_Task:_ Check each line of the material below for "johnbvcxzy" and copy those where it appears.

━━━━━━━━━━━━━━━━━━━━

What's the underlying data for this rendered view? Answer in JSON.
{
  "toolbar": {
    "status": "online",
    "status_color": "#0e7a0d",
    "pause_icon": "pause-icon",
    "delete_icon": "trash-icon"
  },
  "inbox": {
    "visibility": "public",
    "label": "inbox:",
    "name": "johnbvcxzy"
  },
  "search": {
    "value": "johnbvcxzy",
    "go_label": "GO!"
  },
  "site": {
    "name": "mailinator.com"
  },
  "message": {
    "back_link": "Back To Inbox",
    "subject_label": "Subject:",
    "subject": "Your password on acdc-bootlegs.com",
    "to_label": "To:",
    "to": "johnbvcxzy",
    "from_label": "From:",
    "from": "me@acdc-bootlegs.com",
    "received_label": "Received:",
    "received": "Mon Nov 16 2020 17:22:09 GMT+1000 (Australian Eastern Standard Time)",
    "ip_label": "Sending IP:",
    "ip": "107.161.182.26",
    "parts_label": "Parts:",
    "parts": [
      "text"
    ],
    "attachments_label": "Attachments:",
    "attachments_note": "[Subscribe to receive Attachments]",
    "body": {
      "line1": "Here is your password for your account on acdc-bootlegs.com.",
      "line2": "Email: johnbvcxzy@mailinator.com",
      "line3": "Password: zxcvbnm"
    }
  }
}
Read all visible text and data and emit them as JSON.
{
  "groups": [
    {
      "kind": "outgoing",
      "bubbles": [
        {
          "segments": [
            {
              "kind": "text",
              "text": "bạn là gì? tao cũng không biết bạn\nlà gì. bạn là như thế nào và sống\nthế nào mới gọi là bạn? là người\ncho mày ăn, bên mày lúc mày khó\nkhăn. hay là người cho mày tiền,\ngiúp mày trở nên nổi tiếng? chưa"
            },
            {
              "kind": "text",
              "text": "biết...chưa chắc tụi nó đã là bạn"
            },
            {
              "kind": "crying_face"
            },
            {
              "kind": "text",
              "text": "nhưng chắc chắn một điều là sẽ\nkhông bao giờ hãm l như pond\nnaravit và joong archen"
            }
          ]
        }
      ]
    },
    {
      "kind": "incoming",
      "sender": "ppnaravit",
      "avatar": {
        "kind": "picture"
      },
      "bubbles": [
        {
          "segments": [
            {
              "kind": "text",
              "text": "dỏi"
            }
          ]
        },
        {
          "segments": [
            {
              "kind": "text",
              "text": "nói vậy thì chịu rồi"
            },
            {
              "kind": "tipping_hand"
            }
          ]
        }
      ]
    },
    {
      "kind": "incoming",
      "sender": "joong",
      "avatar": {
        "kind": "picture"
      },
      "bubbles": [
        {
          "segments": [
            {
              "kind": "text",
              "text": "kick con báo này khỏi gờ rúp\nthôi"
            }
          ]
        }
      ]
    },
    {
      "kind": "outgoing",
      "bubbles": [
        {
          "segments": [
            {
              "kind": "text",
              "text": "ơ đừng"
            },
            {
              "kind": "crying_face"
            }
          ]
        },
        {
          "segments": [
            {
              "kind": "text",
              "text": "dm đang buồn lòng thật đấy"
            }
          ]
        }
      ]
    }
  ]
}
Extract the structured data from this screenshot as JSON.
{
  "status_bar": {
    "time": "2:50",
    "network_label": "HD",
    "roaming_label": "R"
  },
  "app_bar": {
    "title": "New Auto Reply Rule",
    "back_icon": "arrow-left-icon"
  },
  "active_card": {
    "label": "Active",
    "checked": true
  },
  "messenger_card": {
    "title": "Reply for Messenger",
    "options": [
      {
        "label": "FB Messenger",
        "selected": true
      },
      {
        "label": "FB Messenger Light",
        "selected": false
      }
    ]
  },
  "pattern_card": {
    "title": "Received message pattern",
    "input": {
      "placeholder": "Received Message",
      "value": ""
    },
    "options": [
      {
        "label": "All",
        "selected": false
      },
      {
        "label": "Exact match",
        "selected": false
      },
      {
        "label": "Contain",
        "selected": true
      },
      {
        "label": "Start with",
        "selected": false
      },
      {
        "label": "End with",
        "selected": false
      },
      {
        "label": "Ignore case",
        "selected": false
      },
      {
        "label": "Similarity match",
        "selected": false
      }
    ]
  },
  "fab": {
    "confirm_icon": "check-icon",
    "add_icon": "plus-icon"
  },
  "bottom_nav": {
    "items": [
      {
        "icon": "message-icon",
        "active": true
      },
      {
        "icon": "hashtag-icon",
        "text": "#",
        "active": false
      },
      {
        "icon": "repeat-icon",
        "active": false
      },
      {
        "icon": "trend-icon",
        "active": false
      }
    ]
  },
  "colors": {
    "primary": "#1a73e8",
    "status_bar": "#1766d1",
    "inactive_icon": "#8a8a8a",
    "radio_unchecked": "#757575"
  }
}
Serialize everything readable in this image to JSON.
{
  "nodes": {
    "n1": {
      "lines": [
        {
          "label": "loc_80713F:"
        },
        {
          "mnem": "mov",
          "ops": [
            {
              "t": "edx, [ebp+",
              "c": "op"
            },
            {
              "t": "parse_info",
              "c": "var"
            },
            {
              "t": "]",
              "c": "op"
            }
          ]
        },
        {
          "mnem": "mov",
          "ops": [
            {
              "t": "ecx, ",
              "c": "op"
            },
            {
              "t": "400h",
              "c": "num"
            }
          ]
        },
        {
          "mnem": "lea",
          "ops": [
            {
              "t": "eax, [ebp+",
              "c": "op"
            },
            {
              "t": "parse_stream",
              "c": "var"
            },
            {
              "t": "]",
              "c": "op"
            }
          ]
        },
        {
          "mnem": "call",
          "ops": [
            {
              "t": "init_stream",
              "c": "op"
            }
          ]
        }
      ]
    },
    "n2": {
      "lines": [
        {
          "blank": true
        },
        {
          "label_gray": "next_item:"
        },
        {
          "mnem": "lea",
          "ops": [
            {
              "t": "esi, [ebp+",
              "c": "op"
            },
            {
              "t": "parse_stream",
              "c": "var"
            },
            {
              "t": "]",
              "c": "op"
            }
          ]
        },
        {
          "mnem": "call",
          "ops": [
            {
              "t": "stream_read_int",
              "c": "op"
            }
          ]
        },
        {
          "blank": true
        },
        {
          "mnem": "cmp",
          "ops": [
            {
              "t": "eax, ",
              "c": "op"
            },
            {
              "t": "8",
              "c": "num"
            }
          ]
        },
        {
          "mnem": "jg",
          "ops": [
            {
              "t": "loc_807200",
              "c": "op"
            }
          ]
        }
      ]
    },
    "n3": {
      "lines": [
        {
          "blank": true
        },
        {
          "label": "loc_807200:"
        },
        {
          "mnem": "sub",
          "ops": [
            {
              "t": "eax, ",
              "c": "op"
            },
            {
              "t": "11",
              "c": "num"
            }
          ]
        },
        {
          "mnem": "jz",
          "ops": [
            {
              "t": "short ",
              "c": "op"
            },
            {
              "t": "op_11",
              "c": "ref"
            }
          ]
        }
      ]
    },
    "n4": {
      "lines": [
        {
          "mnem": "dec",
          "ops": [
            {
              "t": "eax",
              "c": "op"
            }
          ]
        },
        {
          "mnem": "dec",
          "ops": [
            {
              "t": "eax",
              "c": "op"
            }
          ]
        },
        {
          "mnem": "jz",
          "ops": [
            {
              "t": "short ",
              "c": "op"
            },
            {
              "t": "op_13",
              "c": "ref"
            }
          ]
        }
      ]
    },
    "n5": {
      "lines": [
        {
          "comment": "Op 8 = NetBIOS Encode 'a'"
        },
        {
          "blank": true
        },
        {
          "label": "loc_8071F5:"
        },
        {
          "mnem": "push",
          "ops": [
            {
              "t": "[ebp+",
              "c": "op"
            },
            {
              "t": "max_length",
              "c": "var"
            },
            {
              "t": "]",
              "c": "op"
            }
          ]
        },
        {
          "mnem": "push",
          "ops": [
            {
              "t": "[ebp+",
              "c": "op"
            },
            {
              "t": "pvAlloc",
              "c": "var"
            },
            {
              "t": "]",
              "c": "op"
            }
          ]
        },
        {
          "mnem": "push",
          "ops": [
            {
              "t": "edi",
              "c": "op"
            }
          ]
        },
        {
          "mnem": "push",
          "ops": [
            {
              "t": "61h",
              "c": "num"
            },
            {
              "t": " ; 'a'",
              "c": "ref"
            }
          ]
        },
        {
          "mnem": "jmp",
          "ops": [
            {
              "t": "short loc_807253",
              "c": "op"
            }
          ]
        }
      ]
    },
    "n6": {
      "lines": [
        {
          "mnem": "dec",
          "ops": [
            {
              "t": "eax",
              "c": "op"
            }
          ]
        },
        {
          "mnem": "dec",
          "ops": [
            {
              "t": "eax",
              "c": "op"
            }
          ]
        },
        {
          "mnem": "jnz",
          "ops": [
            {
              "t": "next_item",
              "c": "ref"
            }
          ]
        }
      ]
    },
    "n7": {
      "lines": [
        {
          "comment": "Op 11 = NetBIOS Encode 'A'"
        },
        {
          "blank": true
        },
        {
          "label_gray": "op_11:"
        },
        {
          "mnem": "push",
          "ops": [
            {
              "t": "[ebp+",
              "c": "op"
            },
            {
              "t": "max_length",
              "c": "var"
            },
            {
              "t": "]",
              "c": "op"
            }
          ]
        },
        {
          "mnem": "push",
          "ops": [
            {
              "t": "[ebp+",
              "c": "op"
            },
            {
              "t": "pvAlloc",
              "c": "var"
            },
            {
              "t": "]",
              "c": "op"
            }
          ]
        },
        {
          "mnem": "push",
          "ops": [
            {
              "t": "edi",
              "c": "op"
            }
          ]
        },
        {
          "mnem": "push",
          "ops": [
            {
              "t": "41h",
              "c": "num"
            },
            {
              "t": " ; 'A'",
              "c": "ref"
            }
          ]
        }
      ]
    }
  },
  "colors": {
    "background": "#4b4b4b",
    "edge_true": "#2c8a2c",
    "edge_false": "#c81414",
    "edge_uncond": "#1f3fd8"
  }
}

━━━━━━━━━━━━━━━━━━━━

_Answer for this exercise:_
    "name": "johnbvcxzy"
    "value": "johnbvcxzy",
    "to": "johnbvcxzy",
      "line2": "Email: johnbvcxzy@mailinator.com",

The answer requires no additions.